--- Record set Enclosed Below ---

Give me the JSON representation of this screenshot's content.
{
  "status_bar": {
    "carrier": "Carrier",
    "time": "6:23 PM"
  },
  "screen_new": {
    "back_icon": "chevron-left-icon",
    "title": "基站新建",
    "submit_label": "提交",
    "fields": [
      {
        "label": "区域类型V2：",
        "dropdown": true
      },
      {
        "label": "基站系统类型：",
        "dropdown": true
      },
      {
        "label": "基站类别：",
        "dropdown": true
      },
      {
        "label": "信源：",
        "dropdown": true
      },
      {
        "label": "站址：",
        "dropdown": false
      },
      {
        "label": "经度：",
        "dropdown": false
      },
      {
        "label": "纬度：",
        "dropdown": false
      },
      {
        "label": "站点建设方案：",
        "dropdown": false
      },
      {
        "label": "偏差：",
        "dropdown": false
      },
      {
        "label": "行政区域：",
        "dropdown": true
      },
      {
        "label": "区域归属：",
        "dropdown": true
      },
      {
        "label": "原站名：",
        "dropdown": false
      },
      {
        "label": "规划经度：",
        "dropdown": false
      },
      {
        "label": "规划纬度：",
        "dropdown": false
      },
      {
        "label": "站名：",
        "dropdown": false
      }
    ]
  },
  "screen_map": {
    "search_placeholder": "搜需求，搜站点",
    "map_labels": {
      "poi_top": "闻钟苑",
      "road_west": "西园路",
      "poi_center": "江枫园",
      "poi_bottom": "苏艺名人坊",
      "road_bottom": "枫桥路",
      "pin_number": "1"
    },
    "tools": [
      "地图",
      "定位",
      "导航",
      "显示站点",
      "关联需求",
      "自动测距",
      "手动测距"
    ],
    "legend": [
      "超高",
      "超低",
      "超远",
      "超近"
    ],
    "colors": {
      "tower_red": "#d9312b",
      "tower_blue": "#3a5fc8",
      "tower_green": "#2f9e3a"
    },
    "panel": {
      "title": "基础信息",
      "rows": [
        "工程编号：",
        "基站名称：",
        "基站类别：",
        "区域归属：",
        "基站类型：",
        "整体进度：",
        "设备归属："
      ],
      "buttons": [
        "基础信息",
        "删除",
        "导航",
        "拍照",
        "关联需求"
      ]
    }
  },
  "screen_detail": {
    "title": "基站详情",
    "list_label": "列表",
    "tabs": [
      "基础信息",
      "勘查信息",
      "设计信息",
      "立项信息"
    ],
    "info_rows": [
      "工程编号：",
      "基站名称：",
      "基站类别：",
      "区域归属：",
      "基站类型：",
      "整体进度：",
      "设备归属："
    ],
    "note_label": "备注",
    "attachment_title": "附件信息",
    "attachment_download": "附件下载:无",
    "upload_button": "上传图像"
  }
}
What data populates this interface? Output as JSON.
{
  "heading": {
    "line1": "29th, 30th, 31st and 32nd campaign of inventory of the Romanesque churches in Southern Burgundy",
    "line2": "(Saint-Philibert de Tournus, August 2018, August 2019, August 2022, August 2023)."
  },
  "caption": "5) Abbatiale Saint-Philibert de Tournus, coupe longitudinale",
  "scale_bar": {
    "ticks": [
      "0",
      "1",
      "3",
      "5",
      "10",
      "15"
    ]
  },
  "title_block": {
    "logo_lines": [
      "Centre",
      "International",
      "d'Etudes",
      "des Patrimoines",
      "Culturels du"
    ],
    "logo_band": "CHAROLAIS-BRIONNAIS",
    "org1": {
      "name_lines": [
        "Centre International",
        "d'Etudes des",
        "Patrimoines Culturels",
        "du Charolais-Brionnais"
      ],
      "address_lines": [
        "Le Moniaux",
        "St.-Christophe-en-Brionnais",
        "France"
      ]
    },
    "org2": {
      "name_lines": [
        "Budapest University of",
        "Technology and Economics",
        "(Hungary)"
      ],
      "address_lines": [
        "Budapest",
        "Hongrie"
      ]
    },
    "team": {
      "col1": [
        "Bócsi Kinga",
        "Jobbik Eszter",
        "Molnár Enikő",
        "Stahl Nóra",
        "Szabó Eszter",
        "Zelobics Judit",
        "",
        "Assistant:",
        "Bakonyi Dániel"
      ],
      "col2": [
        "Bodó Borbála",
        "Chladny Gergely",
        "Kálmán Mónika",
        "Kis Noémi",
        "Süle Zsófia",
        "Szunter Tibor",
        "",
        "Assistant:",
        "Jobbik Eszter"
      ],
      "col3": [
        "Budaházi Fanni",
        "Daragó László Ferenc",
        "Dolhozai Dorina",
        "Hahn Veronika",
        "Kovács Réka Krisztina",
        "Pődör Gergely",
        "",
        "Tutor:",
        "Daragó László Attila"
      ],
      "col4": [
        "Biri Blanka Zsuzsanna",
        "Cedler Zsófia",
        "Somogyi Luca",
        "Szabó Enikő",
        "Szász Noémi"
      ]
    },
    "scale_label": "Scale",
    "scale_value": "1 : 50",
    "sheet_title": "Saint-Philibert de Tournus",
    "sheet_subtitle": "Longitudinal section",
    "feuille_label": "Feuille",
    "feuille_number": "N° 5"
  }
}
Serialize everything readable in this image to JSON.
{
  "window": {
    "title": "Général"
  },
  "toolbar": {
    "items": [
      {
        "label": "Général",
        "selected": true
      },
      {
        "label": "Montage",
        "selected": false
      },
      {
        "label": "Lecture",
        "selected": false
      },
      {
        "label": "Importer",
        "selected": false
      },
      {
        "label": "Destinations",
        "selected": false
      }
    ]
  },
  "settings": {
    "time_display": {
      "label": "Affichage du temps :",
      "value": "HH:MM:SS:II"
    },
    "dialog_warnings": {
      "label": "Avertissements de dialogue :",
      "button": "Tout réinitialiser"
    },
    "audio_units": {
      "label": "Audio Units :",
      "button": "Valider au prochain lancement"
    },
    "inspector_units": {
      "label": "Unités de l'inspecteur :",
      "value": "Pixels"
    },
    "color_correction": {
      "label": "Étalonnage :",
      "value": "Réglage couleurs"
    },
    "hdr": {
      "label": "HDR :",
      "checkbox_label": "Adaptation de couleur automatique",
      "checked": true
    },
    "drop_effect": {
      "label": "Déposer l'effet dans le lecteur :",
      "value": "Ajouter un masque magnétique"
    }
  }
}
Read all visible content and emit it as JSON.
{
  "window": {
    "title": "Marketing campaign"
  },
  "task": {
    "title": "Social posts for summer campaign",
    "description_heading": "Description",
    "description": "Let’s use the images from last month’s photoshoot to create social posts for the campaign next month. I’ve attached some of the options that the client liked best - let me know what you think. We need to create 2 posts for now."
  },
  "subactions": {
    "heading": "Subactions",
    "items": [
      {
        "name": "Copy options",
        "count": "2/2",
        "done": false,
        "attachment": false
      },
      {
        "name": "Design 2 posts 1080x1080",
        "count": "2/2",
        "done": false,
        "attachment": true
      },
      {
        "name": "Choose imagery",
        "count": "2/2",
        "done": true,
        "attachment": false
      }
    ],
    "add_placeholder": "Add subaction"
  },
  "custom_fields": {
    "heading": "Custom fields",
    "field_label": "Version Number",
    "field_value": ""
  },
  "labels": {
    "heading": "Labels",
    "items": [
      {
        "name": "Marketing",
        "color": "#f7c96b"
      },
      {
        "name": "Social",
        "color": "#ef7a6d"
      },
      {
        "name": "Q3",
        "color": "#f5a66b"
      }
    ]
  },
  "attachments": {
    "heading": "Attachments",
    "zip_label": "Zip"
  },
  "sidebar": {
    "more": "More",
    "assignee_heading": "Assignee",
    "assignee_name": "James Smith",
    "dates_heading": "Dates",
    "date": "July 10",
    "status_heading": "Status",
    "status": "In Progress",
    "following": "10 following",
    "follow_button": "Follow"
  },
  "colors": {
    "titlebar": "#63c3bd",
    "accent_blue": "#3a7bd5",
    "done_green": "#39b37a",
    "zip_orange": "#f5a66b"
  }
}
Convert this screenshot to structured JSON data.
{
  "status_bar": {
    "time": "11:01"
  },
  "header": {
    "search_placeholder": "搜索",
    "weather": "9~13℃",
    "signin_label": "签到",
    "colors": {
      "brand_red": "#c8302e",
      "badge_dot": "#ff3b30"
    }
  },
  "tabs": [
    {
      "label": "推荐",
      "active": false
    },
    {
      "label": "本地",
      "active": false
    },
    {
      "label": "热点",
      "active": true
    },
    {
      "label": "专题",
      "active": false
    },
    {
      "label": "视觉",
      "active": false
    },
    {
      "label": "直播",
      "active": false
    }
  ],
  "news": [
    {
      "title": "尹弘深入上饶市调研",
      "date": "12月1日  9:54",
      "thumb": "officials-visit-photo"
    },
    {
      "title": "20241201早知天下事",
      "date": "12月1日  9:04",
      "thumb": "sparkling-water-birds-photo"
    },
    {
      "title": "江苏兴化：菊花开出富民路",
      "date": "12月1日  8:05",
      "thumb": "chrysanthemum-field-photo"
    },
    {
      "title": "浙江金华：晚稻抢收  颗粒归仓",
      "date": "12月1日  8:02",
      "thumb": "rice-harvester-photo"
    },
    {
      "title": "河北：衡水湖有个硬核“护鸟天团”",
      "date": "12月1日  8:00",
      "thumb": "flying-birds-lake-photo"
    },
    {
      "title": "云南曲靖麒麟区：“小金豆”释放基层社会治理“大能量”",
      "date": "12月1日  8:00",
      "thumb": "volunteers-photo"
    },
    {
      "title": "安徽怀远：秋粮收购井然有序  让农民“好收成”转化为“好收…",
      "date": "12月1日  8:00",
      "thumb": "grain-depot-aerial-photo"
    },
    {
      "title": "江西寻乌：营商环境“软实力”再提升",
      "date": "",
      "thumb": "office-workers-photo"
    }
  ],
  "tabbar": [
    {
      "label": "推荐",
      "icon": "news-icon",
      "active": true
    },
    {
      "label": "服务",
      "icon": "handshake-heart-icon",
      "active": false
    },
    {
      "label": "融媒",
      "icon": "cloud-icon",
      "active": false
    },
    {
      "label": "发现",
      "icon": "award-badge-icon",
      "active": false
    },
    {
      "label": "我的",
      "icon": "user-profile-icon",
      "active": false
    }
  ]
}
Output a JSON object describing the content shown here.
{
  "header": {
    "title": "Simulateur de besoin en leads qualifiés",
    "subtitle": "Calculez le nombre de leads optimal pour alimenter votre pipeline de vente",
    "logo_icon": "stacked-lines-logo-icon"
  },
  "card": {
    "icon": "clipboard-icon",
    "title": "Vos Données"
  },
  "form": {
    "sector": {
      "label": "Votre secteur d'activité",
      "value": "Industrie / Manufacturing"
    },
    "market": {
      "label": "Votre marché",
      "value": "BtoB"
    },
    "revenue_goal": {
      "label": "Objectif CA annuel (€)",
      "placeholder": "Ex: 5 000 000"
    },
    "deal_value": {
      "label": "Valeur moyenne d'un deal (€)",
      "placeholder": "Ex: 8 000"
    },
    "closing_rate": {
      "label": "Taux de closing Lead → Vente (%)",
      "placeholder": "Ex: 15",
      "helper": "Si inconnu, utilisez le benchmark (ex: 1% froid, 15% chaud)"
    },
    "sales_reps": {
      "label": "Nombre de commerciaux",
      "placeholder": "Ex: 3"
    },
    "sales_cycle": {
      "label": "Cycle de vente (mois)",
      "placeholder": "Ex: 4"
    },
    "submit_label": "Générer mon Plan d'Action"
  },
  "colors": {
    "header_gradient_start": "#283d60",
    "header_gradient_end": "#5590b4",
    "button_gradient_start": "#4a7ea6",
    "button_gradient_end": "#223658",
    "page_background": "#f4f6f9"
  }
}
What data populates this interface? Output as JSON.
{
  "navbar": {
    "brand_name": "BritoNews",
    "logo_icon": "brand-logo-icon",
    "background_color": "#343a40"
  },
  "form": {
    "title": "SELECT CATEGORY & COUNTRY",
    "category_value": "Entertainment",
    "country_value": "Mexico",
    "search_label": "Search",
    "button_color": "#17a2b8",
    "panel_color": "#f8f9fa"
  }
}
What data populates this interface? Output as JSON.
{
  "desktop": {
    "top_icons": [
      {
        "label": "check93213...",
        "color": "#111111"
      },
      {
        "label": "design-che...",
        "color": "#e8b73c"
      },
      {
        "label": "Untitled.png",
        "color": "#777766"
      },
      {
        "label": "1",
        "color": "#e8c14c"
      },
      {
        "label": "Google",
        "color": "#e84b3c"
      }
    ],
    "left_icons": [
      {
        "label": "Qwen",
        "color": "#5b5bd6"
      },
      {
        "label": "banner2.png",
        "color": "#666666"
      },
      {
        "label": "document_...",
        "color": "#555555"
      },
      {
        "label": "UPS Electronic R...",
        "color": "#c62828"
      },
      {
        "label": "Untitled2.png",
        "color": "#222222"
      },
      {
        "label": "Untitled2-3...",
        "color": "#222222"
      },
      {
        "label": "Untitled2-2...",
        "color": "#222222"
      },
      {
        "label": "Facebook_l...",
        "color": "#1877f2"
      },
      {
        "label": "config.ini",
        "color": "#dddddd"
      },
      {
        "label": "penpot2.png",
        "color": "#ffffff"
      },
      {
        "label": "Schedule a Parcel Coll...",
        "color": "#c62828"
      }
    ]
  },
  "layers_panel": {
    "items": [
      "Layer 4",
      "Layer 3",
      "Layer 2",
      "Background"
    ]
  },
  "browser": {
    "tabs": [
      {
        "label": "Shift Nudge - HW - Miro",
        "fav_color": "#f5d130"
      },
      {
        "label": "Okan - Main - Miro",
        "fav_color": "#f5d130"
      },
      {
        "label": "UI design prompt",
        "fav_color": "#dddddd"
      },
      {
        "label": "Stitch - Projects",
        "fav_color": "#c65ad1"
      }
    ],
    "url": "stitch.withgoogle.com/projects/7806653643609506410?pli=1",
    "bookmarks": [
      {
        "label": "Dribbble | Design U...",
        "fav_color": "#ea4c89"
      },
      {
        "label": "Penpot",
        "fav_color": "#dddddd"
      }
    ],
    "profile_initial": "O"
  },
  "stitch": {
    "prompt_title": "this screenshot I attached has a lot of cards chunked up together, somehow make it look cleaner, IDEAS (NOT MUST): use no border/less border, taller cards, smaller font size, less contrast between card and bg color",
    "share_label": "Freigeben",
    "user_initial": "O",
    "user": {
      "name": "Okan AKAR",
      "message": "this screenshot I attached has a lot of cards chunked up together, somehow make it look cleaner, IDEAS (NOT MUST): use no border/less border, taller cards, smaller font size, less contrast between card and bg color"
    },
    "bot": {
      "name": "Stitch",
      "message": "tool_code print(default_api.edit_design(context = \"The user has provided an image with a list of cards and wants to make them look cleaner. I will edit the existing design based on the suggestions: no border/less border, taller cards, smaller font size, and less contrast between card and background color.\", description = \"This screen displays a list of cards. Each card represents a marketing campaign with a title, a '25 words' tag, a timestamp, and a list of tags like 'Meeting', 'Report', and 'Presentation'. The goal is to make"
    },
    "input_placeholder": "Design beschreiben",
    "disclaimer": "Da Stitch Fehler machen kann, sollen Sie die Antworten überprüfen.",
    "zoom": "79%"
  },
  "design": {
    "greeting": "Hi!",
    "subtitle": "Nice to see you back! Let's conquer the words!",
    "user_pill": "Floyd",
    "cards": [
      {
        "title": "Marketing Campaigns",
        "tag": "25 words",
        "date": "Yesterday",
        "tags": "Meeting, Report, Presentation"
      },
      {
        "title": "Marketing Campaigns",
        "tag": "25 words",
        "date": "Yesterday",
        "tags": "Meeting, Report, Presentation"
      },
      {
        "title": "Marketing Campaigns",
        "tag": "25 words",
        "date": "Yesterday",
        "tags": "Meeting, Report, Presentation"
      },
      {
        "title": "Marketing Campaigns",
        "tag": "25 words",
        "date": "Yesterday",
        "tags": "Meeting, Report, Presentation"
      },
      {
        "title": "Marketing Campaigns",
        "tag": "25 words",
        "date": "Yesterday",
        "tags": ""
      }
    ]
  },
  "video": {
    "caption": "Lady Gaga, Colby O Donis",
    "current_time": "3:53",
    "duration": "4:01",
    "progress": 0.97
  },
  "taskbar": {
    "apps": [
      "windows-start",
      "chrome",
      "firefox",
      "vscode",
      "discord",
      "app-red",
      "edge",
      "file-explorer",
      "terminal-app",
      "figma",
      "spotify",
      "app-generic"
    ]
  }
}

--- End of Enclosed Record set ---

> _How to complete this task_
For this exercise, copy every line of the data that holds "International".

> _Problem solution_
      "International",
        "Centre International",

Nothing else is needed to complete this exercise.